This insight led to more A/B tests, resulting in 26 different landing pages depending on the state.
In other words, adding a smiling person to First Midwest Bank’s landing page wasn’t enough. They had to find the best possible smiling person for each state.
The takeaway here?
Best practices are a great jumping off point for A/B tests, but don’t allow yourself to get too comfortable. Get creative and push best practices to their limit. As fitness celebrity Jillian Michaels says, get comfortable with being uncomfortable.
Test best practices ’til you break them
Getting creative with your A/B tests means pushing best practices, but it also means questioning their validity.
We’ve all heard about the importance of placing important information “above the fold” — that the majority of visitors can’t be bothered to scroll below it. This advice has been shared so much that many marketers wouldn’t be caught dead putting a form or call to action below the fold.
But A/B testing revealed something interesting for the First Midwest Bank team, who kept testing even though they had a high-performing champion landing page. They decided to stick their form below the fold. And boy, were they glad they did:
The challenger, with the form below the fold, increased conversions by 52%.
Perhaps the variant with the form above the fold came on a little too strong; maybe prospects needed to be sold on the offer a little more before forking over their personal information. No matter the reason, this so-called “best practice” just wasn’t right for First Midwest Bank’s leads.
But this isn’t the only “best practice” they debunked through A/B testing.
If you’re an established brand, you’ve likely got a set number of colors that you incorporate into your designs — they’re part of your corporate identity. And in those brand guidelines, you’ll often have a contrasting color or two to draw attention to specific elements.
For example, it’s a best practice to use a contrasting color so that your CTA button stands out and makes a prospect’s next choice obvious: click the button.
So when First Midwest Bank began testing their landing pages, they decided it made sense to complement their signature purple with a colorful CTA:
But the results surprised them: First Midwest Bank saw a conversion rate decrease of 20% when they used a red contrasting button instead of a purple one.
Best practices are guidelines, not gospel.
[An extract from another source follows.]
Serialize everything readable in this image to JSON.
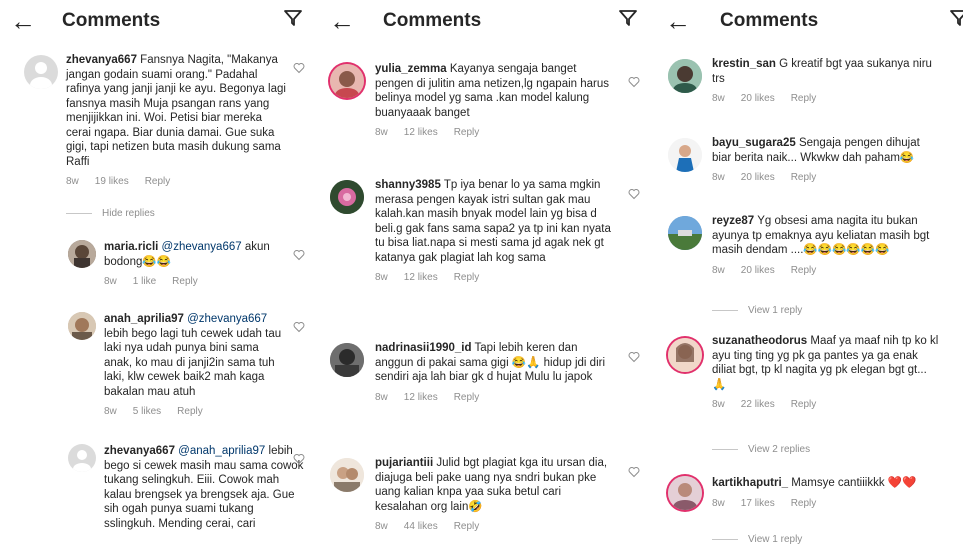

Be creative with what you test, even if that means that you’re deliberately being a rebel and breaking the rules.
Use SSL to reduce anxiety and establish trust
As much as you want to be daring and think outside of the box, there are still basic things that your prospects need from you to feel at ease. Especially in conservative industries, if you don’t want to cause prospects anxiety, you need to reassure them that their personal information will remain private.
So how can you demonstrate that you know their personal information is important and that you don’t take their trust lightly?
SSL or Secure Sockets Layer, is an industry standard security measure that uses encryption to ensure that any data sent through your landing page forms is secure.
A secure SSL landing page shows a client that you’re as serious about their business as they are about their private information. It subtle, but effective.
Notice how the URL for this First Midwest Bank landing page contains that little lock and https:// at the beginning?
First Midwest Bank understands the importance of being creative, but they also understand the importance of credibility and security — so they used SSL landing pages to connect with security-conscious customers.
This keeps the path toward conversion as seamless as possible — squashing anxiety and providing leads with the confidence they need to become customers.
The result for First Midwest Bank? Over one million dollars in loans in 5 months.
Get down with your creative self
Your industry shouldn’t introduce constraints; it should be an opportunity for you to stand out.
Especially in conservative industries where competitors aren’t likely to be pushing the envelope, there’s a lot of room to get creative and push beyond the status quo.
Because at the end of the day, creative campaigns and fun A/B tests aren’t only for cool lifestyle companies. Even bankers, insurance brokers, health professionals and government workers can get down with their creative selves.